Lottery is a form of gambling where people pay a small amount to have a chance at winning a large sum of money. It is often considered to be an addictive form of gambling, but it can also be a way to raise funds for public goods and services. There are many different types of lottery games, including financial and charitable lotteries. This article explains the basic principles of lotteries and how they work. It can be used by kids and teens as a money & personal finance lesson, or by parents and teachers as part of a Financial Literacy course or K-12 curriculum.
There is no definite way to win the lottery, but there are strategies that can improve your chances of success. One common strategy is to purchase tickets with the highest odds of winning, which can be done by examining historical data from previous lotteries. In addition, you should avoid choosing numbers that are repeated in the lottery. This is because a repeating number is less likely to be drawn than other numbers, and can reduce your chances of winning.
If you want to increase your chances of winning, you can play the same number every week, or buy a group of tickets with similar numbers. Buying multiple tickets increases your chances of winning, but it also increases your risk of losing. In addition, if you choose the same numbers over and over again, you will most likely end up with a smaller prize.
In colonial America, the lottery was a popular source of funding for private and public ventures. It was used to help fund roads, libraries, churches, canals, and bridges. During the French and Indian War, colonists used lotteries to fund their local militia. In addition, the colonists used lotteries to fund the construction of universities such as Princeton and Columbia.
The word “lottery” derives from the Latin word, “alloteria,” which means drawing by lots. The first recorded lotteries were keno slips from the Chinese Han dynasty in 205 and 187 BC, which were used to select winners. In the United States, the first state-sponsored lotteries were held in the early 18th century.

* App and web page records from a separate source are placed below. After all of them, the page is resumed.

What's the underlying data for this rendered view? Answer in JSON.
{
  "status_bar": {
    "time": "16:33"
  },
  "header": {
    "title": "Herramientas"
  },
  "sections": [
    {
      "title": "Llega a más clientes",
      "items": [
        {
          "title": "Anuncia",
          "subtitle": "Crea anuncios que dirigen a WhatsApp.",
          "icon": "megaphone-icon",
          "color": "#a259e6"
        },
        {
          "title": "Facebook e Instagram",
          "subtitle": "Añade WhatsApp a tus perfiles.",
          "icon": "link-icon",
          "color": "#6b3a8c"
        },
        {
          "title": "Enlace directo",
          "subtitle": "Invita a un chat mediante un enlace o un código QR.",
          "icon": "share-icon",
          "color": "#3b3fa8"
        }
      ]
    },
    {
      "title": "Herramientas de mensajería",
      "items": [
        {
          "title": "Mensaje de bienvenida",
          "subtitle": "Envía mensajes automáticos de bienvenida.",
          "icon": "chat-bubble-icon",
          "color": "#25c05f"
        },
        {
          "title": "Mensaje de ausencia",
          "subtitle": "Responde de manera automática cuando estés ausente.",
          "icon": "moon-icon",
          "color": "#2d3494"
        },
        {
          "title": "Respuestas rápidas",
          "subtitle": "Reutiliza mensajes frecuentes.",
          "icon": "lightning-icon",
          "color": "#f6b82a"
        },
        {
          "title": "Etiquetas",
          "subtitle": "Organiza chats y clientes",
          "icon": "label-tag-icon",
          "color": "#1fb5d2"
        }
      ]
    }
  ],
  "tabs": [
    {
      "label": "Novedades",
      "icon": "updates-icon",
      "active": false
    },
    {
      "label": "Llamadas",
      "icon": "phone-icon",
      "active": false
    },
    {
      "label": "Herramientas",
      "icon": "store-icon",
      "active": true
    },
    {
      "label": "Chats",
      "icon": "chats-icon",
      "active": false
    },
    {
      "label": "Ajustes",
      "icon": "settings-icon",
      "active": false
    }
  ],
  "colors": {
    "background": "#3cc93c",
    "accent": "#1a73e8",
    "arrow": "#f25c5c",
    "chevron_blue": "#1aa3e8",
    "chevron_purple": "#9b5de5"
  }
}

Many governments use the lottery as a method of raising funds for public works projects. This is an alternative to paying taxes, which can be controversial among citizens. Moreover, the government can use the lottery to distribute benefits to its citizens.
The popularity of lotteries in the US has been growing steadily over time, with Americans spending over $80 Billion a year on them. Although it is not a perfect solution to solve poverty in the country, it can be an effective tool for raising money for social programs. In addition, it can be a great option for building an emergency savings account and paying off credit card debt. It can also be a fun way to make money and meet new people. However, the most important thing is to use the money wisely and not spend it on unnecessary things.